[Opening SUPPLIED ENTRIES section]

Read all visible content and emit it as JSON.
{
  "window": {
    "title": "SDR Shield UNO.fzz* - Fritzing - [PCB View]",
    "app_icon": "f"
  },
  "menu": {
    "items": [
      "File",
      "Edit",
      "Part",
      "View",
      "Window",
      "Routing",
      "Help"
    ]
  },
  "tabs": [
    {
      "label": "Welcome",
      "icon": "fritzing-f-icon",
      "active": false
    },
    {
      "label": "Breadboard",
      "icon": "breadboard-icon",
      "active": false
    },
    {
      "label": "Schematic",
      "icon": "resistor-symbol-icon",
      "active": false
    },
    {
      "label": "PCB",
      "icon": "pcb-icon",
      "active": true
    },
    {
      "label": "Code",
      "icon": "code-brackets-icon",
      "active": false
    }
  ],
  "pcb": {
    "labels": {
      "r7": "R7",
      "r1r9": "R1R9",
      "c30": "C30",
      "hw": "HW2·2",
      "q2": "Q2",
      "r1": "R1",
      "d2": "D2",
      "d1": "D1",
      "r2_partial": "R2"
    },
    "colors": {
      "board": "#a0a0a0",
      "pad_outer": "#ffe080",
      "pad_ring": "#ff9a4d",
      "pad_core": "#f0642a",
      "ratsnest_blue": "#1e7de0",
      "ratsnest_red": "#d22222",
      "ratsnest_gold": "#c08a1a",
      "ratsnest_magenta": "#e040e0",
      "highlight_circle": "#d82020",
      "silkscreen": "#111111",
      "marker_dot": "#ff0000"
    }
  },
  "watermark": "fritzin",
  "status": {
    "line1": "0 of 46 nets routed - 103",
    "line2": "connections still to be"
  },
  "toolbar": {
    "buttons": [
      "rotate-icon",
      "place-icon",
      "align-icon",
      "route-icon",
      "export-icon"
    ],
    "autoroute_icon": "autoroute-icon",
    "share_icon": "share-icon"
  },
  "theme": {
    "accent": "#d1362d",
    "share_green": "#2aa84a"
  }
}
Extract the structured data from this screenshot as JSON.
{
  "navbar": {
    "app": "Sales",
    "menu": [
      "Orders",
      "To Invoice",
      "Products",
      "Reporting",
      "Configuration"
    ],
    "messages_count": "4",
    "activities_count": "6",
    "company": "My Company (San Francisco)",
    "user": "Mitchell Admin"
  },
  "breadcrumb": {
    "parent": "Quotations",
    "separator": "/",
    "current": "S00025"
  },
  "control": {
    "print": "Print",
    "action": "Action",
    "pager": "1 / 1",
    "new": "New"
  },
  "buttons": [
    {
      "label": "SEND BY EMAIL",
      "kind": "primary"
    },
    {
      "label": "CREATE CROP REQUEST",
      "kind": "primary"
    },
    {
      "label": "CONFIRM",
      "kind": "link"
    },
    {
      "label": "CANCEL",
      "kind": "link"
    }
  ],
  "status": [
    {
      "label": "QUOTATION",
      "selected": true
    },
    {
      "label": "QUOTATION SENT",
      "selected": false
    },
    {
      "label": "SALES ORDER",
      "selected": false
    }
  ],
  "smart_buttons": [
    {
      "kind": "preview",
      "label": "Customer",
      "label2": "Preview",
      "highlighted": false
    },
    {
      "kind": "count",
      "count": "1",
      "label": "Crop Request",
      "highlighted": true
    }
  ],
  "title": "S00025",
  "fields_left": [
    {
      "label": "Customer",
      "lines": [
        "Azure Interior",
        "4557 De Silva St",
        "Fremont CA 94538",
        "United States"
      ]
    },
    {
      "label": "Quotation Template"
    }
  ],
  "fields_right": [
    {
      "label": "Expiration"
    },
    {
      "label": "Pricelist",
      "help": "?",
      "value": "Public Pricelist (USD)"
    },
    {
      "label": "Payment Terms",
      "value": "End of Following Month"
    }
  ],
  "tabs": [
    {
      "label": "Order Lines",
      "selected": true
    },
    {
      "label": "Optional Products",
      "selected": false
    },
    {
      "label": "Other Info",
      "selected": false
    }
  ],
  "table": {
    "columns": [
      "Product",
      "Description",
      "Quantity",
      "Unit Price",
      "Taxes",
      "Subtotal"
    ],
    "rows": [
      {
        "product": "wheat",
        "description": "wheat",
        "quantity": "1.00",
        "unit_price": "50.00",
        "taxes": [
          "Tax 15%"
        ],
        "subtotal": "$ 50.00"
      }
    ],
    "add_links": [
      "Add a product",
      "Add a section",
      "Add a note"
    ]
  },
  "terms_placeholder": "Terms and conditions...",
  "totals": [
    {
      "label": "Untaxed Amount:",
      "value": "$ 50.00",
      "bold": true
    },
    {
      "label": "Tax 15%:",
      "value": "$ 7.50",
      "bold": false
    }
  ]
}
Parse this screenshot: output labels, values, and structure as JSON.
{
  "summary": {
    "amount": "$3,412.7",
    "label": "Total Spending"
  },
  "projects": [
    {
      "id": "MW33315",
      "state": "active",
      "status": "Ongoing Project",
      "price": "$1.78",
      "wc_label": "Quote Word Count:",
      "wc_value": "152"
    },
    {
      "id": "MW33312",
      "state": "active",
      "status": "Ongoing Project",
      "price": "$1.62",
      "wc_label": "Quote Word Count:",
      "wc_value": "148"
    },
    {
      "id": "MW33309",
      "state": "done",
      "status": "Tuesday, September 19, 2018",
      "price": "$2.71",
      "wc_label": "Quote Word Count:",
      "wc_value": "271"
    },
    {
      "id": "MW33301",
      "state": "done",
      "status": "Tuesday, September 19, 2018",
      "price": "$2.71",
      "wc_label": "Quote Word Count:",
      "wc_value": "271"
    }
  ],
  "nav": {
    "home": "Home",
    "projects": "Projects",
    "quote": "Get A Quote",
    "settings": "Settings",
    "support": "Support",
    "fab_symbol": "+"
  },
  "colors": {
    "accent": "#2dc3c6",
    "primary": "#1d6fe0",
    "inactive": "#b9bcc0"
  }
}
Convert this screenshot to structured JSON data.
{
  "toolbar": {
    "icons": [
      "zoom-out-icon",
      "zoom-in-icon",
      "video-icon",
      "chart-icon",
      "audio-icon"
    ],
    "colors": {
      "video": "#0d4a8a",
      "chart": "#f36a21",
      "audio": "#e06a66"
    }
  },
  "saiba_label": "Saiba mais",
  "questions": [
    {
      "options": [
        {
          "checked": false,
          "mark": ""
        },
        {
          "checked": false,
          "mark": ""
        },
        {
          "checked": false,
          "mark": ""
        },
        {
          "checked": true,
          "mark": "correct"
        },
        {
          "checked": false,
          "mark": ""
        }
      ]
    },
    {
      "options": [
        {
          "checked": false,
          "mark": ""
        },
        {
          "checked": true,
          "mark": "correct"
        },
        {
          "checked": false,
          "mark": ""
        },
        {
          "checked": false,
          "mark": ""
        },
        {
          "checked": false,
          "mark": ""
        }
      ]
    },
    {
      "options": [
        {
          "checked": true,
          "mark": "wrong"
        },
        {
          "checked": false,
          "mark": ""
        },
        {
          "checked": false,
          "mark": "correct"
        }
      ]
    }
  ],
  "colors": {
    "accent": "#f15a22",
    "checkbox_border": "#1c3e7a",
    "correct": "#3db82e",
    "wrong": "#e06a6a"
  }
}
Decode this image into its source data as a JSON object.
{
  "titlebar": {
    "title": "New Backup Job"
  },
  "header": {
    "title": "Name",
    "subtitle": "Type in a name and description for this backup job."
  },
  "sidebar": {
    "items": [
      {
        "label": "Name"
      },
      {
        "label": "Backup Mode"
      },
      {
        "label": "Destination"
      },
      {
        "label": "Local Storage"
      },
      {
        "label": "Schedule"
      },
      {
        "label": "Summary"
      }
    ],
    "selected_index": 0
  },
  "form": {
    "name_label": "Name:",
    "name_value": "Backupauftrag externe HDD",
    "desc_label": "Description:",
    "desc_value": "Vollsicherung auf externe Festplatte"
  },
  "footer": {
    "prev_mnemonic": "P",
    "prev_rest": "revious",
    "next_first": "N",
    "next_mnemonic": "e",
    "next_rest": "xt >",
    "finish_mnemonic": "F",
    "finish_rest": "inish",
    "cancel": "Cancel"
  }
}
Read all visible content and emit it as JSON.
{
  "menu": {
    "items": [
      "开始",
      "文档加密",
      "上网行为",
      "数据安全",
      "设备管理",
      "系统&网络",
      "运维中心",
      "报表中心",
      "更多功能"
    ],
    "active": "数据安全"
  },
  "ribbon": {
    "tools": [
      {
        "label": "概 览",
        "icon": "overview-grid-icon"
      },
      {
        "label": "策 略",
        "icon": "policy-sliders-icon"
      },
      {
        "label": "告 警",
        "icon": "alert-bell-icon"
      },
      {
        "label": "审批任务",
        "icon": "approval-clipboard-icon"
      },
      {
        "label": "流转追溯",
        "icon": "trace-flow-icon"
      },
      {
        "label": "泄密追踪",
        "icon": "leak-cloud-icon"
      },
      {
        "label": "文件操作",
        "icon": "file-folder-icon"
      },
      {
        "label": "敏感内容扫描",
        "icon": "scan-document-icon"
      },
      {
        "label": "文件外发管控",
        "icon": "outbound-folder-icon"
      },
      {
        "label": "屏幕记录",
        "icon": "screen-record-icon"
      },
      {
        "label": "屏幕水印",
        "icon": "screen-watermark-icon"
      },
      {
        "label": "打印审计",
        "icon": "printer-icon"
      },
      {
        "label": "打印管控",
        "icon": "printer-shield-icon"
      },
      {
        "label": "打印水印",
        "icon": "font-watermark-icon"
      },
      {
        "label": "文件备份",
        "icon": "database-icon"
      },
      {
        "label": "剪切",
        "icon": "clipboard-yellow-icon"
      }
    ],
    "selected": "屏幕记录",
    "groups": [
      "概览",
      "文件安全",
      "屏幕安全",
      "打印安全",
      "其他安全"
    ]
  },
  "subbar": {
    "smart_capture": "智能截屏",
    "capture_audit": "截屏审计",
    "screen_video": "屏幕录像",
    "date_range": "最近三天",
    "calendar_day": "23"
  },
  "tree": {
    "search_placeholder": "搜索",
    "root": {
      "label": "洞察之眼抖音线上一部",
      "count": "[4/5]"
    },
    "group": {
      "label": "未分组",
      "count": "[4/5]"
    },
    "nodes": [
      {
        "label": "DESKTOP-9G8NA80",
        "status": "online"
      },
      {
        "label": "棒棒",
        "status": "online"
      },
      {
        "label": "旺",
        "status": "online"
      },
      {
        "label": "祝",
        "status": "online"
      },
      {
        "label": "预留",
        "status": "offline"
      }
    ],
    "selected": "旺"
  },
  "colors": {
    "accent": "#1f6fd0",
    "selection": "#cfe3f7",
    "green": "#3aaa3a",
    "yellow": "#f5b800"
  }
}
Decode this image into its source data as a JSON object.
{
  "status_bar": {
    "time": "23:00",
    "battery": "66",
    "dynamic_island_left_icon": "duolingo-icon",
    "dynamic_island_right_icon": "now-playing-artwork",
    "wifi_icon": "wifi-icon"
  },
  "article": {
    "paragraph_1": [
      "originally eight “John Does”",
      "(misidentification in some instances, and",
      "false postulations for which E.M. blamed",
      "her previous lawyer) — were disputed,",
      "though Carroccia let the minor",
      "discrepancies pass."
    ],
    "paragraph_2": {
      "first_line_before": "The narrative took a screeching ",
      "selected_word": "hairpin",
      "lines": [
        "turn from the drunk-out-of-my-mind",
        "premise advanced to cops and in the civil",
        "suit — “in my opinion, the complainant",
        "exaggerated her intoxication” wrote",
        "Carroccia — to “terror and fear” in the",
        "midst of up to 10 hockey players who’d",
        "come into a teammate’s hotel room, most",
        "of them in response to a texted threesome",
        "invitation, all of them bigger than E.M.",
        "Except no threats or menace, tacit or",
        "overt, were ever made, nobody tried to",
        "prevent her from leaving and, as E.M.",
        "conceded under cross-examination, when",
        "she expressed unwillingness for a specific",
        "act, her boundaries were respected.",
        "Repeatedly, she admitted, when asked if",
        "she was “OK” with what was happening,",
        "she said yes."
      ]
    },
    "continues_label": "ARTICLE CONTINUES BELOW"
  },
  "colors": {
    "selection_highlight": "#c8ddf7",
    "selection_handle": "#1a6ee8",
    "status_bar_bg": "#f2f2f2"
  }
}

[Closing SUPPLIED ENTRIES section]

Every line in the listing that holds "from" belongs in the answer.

Extract the structured data from this screenshot as JSON.
        "turn from the drunk-out-of-my-mind",
        "prevent her from leaving and, as E.M.",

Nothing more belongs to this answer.